Apparently fearing a devastating loss that could crush arbitrary concealed carry laws in a handful of states, the District of Columbia has declined to appeal its loss of a concealed carry case that struck down its “needs based” permit requirement, the Second Amendment Foundation (SAF) learned.
The SAF case is Wrenn v. District of Columbia. A three-judge panel on the U.S. District Court of Appeals for the District of Columbia struck down the city’s “good cause” requirement as unconstitutional in July. The court declined a request for an en banc panel review last month.
“We believe the city was under intense pressure to take the hit and not appeal the ruling by the U.S. District Court of Appeals,” said SAF founder and Executive Vice President Alan M. Gottlieb. “If the District had lost the case before the high court, it would have dealt a fatal blow to similar requirements in California, New Jersey, Maryland and New York, for example, and that prospect had anti-gun politicians in those states quaking in their shoes.”
Gottlieb recalled that the District’s loss in 2008 when the Supreme Court struck down its handgun ban as unconstitutional under the Second Amendment opened a floodgate for legal challenges to state laws. That led to SAF’s 2010 victory in McDonald v. City of Chicago, which not only nullified the Windy City’s handgun ban but more importantly incorporated the Second Amendment to the states via the 14th Amendment.
“Let’s face it,” Gottlieb said, “anti-gunners are determined to cling to their dogma of public disarmament rather than admit that their resistance to common sense concealed carry reform amounts to nothing more than stubborn denial. These people simply do not want to enter the 21st Century. They refuse to accept the Supreme Court ruling that the Second Amendment protects and affirms an individual right to not only keep arms, but to bear them as the Founders understood.

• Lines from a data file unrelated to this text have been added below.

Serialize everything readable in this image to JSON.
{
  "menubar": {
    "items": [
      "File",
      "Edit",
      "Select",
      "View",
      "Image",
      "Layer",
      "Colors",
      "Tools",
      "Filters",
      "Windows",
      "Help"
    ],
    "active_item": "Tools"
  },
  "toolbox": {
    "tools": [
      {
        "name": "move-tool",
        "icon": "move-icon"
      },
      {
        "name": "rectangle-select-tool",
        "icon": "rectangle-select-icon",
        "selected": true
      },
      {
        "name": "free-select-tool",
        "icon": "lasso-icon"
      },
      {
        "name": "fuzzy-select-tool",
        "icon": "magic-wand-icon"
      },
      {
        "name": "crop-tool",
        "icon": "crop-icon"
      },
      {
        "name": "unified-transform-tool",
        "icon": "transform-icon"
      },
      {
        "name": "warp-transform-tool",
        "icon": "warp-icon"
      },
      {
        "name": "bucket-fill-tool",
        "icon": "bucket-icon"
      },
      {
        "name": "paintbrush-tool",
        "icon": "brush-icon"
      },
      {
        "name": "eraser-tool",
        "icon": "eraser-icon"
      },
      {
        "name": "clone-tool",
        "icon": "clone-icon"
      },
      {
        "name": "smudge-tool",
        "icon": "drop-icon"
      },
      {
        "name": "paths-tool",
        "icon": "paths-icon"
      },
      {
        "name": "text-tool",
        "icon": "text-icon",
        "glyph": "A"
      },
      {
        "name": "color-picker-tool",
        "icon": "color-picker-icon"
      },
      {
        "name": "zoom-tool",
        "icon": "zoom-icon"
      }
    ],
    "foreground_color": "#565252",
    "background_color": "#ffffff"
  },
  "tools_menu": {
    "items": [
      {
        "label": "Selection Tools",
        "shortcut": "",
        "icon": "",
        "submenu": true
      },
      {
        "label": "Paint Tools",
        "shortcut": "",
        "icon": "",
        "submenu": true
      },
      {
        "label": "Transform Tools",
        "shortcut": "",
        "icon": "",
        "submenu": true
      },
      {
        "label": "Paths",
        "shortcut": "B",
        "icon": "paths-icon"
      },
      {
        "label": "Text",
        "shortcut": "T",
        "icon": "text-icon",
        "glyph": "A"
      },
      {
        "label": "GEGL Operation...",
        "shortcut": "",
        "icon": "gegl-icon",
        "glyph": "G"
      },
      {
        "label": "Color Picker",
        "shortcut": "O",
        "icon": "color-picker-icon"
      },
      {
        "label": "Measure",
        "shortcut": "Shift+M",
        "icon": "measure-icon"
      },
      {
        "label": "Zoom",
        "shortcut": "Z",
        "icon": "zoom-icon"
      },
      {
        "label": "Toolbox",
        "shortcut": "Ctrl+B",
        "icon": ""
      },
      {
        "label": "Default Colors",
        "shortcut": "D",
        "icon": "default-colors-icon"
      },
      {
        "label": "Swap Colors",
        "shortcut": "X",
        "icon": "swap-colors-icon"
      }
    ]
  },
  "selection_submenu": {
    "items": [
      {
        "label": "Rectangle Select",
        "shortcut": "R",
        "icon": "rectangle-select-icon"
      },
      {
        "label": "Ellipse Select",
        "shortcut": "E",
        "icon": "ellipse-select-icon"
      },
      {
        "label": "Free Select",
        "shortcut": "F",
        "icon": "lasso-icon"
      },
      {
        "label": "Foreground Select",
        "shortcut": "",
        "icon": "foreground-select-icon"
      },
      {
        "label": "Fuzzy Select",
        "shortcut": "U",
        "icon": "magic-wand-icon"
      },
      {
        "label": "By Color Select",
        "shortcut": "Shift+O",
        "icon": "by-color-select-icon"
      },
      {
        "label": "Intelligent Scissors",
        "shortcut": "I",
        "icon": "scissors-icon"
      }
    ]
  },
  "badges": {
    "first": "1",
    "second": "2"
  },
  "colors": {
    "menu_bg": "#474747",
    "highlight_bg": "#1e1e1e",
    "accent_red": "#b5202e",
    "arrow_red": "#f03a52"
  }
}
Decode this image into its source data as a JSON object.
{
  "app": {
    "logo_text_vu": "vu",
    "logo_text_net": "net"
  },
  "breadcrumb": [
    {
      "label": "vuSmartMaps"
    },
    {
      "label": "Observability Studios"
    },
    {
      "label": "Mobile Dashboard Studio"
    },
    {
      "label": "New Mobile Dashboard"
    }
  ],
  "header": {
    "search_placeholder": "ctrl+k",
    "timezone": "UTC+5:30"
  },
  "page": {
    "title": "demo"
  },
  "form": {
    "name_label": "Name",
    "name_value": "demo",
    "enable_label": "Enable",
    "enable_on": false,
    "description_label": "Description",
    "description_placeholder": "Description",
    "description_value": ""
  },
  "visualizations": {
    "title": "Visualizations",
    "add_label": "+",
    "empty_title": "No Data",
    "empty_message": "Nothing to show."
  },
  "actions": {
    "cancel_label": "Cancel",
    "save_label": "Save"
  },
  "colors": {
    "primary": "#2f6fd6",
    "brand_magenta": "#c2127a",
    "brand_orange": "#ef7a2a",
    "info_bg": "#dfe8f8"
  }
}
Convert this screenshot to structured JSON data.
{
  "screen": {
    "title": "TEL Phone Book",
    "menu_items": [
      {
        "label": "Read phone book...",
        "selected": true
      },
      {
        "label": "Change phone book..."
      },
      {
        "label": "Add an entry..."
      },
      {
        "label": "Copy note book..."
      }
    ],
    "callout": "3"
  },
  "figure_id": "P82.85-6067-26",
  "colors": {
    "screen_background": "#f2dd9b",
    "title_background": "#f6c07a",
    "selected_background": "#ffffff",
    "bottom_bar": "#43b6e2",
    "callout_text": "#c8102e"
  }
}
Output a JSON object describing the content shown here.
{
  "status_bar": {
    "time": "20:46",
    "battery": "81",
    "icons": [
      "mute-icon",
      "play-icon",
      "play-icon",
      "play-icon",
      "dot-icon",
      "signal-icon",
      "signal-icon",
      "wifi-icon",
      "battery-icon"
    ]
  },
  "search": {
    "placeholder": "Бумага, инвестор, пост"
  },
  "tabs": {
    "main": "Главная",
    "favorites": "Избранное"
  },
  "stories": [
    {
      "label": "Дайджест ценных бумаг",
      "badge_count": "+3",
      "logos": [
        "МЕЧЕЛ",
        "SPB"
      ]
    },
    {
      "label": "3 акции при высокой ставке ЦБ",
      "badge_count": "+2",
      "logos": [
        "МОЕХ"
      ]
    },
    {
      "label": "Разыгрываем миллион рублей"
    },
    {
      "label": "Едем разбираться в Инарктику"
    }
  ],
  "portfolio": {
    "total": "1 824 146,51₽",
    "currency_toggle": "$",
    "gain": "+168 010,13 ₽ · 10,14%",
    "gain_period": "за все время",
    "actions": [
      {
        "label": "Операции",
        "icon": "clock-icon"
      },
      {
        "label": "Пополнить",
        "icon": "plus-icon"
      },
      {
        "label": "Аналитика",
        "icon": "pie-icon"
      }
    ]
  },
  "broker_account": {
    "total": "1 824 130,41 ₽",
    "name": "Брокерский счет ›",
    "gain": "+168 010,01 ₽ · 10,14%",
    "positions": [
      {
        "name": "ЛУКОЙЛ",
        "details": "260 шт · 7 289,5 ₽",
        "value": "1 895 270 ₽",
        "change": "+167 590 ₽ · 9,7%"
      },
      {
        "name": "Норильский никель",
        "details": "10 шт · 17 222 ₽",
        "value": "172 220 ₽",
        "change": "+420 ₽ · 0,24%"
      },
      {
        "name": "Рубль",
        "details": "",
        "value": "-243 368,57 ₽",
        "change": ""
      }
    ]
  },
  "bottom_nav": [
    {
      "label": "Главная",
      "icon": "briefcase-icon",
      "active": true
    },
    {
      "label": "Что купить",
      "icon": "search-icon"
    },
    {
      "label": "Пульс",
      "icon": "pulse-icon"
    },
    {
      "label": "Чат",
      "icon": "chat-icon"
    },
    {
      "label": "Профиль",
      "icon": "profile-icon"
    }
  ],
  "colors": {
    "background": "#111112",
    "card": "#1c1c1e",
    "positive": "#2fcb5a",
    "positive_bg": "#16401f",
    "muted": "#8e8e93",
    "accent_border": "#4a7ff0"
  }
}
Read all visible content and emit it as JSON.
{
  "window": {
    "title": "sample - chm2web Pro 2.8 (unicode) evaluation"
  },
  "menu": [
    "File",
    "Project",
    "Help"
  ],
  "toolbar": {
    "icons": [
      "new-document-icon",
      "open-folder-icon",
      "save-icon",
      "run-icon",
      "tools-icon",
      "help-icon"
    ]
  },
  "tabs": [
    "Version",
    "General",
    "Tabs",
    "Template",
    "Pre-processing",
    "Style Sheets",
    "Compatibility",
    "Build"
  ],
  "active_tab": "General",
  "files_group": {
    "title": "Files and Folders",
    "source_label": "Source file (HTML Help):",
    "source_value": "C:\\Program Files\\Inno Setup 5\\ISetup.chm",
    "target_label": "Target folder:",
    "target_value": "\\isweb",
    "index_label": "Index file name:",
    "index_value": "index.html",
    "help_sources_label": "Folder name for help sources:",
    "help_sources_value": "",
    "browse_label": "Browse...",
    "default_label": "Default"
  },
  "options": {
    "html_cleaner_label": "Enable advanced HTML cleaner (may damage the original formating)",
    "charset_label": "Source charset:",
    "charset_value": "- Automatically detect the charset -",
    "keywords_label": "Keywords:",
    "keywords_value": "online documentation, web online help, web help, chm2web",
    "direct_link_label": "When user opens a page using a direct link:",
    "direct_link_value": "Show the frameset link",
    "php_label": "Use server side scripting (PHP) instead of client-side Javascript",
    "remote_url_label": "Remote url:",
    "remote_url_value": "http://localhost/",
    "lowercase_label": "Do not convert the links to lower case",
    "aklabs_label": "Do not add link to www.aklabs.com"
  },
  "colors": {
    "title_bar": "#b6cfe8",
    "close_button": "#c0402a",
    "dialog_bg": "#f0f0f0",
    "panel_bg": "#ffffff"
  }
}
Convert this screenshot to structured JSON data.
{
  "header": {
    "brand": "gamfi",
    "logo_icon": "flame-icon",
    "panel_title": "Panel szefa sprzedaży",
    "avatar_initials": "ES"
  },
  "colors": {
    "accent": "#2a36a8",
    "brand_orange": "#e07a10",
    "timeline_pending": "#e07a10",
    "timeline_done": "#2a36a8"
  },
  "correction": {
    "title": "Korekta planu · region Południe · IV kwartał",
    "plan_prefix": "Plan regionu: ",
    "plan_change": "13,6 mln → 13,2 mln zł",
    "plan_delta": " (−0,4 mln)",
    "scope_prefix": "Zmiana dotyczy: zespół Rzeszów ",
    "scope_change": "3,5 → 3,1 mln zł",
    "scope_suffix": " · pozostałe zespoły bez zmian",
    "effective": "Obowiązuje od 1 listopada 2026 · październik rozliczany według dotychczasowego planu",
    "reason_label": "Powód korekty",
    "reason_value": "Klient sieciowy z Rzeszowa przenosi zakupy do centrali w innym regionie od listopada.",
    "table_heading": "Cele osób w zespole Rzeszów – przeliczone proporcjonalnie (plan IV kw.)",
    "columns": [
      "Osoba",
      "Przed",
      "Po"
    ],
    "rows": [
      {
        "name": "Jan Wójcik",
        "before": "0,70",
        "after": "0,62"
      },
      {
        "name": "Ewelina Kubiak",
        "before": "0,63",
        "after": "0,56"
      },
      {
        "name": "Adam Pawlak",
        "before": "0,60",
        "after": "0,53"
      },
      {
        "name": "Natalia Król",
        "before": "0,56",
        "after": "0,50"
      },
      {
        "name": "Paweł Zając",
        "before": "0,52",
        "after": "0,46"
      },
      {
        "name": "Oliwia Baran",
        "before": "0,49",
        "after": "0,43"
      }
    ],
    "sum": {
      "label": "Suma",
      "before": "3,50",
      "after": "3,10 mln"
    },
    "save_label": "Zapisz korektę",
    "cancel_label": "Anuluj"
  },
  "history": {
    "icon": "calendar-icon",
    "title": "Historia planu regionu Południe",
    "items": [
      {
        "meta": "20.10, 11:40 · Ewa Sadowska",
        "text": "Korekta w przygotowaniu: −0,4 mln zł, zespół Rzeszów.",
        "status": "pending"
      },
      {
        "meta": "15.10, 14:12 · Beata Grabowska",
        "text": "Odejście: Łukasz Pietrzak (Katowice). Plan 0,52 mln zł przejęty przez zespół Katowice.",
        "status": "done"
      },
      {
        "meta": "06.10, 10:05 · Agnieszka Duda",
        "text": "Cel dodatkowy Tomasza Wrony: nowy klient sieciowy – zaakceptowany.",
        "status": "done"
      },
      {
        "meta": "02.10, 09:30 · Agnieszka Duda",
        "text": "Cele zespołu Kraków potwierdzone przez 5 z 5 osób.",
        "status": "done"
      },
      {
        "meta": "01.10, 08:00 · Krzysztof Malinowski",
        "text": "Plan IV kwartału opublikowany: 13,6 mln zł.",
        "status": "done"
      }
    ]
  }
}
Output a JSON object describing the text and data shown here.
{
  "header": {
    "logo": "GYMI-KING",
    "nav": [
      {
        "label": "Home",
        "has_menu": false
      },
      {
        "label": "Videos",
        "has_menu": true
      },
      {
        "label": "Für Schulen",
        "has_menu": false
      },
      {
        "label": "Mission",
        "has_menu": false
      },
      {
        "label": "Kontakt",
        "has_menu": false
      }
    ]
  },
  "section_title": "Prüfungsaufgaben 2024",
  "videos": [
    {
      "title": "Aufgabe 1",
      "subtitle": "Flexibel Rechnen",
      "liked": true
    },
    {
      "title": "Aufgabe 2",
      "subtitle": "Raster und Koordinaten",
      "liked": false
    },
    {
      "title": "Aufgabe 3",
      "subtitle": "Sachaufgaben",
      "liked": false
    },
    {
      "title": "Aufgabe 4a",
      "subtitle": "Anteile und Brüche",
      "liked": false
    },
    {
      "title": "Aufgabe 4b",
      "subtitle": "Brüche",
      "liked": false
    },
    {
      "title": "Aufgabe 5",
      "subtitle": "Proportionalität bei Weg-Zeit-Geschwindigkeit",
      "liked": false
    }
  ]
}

“However,” he added, “this decision opens the gate farther to an inevitable high court confrontation because there are now conflicting opinions on concealed carry from the different circuit courts. Common sense says that the 14th Amendment’s equal protection clause will not allow that conflict to continue.”